Last updated 28 March 2012

Your options if you are struck off or suspended from the roll

Employment

If the Solicitors Disciplinary Tribunal (SDT) strikes your name from the roll of solicitors or suspends you from practice,

  • you are no longer a solicitor, and
  • you cannot practise as a solicitor.

However, you are permitted to

  • work for a practice that has our permission to employ you; or
  • work completely outside the field of law, subject to disclosing all information your prospective employer requires; or
  • work in the field of law for a local authority, or in commerce and industry, without restriction (subject to disclosure required by your prospective employer), as long as you do not
    • hold yourself out as a practising solicitor, or
    • conduct work reserved to solicitors.

Getting back on the roll of solicitors

You may apply to the SDT to be restored to the roll or, if you are suspended indefinitely, to have the period of suspension determined.

You should seek independent advice about applying for restoration to the roll, as we are unable to advise applicants.

If you want to work for an authorised body

If you want to work for an authorised body,

  • you must disclose your strike-off/suspension to your prospective employer, and
  • your prospective employer must first obtain our permission to employ you.

It is a criminal offence to fail to disclose the fact you have been struck off or suspended to a prospective employer of this type.

Likelihood of obtaining permission

If you were struck off for dishonesty, we are unlikely to grant permission to employ you.

Any permission we grant is likely to place strict limits on what you can do.

What we will do

We will send you and your prospective employer a questionnaire to complete and return. We will also seek comments from your local law society.

If we decide to grant you permission, it is likely to include conditions.

You must not start work unless your prospective employer has obtained our written permission.

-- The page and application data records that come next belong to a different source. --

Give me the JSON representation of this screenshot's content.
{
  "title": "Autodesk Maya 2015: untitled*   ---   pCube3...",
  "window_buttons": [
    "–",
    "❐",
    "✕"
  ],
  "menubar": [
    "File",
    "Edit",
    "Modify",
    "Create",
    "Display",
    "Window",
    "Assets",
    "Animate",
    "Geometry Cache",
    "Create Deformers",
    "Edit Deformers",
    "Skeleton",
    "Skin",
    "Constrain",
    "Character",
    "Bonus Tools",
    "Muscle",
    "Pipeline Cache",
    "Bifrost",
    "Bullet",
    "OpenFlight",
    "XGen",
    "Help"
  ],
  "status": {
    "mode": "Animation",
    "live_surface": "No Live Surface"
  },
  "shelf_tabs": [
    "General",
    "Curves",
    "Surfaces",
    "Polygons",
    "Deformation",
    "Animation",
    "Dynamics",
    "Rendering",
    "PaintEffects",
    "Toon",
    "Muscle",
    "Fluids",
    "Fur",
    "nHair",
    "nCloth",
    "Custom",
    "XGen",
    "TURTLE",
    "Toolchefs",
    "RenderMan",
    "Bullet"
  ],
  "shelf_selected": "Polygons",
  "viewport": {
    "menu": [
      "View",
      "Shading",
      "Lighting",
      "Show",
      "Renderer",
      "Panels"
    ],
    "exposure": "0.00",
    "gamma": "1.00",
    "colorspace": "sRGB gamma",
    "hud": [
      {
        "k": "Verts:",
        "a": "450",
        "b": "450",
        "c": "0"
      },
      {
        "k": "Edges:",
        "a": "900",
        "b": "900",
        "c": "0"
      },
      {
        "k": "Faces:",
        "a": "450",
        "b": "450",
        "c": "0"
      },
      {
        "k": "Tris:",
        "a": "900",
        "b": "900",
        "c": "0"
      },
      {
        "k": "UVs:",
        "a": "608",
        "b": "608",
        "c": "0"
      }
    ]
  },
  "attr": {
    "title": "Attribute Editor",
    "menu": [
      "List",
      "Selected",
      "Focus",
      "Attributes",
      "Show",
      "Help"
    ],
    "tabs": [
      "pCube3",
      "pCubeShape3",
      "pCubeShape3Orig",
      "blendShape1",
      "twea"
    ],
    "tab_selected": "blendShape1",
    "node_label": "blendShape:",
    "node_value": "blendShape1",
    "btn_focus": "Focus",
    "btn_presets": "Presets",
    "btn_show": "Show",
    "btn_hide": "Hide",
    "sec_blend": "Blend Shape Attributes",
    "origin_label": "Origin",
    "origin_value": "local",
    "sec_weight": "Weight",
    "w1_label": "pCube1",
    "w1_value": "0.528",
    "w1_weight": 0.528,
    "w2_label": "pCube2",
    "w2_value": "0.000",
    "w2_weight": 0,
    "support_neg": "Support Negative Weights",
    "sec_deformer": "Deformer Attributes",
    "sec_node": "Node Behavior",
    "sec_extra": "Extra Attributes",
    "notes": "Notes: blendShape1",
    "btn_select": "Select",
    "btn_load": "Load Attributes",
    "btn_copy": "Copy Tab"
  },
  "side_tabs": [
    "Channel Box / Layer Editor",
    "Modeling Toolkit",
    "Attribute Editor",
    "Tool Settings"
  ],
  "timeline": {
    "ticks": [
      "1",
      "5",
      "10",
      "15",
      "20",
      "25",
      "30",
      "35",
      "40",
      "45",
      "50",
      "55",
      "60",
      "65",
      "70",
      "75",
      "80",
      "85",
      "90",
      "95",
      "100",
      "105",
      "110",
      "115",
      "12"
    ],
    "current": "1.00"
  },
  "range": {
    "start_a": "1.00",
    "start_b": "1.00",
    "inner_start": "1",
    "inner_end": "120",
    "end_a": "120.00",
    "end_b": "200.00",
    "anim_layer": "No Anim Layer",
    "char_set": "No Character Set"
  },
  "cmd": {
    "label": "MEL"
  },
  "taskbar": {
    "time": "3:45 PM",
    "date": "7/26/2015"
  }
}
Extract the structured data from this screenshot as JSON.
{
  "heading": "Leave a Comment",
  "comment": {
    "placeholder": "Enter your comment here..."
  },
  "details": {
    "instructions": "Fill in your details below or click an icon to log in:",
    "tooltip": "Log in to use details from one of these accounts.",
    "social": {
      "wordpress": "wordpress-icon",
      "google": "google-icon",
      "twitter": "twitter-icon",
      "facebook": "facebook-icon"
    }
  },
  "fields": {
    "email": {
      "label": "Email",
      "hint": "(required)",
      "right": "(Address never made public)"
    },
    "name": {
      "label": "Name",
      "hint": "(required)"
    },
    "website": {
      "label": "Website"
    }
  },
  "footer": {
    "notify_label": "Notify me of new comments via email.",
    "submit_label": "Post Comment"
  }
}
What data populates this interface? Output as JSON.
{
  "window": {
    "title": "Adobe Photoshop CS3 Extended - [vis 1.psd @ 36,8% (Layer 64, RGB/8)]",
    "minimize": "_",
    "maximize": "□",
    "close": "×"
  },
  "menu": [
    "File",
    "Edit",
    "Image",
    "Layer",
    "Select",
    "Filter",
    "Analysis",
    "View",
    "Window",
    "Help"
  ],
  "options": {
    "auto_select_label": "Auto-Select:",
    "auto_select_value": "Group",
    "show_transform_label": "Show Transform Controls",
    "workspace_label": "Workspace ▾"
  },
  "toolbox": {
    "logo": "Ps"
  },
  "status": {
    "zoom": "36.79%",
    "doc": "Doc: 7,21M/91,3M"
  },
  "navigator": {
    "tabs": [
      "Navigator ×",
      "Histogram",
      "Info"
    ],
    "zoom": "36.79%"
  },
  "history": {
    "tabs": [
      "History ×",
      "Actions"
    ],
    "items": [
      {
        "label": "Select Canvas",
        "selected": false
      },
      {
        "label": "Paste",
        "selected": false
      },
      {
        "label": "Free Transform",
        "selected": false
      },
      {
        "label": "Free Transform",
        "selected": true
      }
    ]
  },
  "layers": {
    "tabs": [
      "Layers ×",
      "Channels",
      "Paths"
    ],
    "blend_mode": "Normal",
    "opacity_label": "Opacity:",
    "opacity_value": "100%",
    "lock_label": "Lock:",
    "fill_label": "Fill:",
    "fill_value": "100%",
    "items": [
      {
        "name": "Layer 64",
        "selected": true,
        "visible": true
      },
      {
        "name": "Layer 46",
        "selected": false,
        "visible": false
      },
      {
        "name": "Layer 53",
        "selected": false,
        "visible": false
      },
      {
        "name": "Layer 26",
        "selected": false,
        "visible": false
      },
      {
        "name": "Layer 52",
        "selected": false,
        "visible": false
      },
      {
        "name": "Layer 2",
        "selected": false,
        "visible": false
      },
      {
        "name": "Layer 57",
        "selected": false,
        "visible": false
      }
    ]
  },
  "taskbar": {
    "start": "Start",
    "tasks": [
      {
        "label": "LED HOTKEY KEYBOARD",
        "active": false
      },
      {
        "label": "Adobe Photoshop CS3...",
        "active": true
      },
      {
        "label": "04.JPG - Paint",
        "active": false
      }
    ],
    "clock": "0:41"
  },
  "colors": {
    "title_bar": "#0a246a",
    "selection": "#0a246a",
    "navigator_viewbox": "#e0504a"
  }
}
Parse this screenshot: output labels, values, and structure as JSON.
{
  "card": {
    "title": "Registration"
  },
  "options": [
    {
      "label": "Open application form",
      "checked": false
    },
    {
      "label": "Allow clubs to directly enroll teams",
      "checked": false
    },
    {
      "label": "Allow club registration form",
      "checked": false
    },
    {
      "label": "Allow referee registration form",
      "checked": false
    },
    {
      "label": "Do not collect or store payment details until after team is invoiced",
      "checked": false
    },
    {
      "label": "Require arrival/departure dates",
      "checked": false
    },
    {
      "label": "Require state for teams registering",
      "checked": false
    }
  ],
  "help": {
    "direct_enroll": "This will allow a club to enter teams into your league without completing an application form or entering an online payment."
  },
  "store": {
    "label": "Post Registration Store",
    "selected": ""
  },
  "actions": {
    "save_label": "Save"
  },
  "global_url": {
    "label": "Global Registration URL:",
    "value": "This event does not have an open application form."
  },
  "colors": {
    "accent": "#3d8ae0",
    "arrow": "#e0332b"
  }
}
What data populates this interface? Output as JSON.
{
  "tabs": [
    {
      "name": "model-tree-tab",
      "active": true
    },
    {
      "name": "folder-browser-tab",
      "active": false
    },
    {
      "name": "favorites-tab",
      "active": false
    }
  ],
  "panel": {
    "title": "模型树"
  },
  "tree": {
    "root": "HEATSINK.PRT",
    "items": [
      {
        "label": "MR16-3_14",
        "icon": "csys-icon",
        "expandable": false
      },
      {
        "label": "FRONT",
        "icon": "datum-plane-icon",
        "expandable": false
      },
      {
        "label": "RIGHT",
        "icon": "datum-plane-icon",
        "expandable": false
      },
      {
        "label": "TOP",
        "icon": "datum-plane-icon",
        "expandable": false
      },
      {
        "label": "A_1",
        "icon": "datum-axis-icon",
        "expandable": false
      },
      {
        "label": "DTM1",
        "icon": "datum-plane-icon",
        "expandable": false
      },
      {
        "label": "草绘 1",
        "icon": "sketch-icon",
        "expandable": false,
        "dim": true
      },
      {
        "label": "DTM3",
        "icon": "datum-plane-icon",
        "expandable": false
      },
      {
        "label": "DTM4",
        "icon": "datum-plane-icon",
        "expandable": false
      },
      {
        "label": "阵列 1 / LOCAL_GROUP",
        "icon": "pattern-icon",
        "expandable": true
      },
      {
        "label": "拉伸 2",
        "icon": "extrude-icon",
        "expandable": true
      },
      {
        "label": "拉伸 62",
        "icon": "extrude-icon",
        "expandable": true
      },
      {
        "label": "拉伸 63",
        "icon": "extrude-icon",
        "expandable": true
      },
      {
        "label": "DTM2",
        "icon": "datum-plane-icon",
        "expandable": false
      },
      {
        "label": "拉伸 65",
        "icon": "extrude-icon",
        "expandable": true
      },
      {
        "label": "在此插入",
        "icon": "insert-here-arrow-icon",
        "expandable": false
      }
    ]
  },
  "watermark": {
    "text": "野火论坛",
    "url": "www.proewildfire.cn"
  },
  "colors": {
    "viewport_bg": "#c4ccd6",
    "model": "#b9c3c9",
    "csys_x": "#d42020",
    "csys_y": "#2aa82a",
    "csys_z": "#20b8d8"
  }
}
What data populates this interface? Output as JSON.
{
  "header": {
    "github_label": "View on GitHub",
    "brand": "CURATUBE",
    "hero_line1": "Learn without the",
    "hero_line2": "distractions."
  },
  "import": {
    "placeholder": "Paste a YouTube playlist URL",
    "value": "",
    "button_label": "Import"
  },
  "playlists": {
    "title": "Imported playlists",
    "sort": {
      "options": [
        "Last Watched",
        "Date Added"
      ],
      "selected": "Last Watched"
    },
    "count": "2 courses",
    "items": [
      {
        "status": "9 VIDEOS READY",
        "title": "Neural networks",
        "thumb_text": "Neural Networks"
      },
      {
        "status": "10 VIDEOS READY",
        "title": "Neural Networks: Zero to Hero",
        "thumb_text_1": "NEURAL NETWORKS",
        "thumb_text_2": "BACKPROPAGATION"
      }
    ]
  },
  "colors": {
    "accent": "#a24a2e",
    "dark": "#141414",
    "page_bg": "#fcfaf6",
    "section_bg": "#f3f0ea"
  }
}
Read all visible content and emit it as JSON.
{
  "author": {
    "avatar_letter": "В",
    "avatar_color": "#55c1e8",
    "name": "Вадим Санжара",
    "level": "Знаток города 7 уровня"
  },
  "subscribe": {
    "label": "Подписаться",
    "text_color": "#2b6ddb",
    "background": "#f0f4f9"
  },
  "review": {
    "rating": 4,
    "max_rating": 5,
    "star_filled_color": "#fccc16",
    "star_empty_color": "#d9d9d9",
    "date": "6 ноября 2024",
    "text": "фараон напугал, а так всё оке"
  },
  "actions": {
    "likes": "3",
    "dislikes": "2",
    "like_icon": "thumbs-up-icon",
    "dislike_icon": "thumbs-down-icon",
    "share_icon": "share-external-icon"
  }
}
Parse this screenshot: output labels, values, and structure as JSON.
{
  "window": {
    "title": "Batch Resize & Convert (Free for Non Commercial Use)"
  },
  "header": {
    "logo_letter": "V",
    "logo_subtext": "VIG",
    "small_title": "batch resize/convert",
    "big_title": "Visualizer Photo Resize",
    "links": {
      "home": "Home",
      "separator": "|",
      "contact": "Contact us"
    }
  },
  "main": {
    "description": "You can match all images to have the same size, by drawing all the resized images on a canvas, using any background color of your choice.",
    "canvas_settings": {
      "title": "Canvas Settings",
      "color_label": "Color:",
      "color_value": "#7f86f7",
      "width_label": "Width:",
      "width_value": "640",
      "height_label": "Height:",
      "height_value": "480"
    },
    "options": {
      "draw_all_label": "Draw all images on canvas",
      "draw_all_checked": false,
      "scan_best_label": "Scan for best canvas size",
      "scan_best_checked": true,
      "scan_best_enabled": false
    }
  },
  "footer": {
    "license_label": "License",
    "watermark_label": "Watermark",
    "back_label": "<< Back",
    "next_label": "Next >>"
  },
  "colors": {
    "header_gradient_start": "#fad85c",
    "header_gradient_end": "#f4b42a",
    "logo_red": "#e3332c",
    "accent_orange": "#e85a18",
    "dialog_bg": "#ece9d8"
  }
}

If we grant permission for a firm to employ you, you must not

We are happy to discuss the application with you or your prospective employer—telephone us.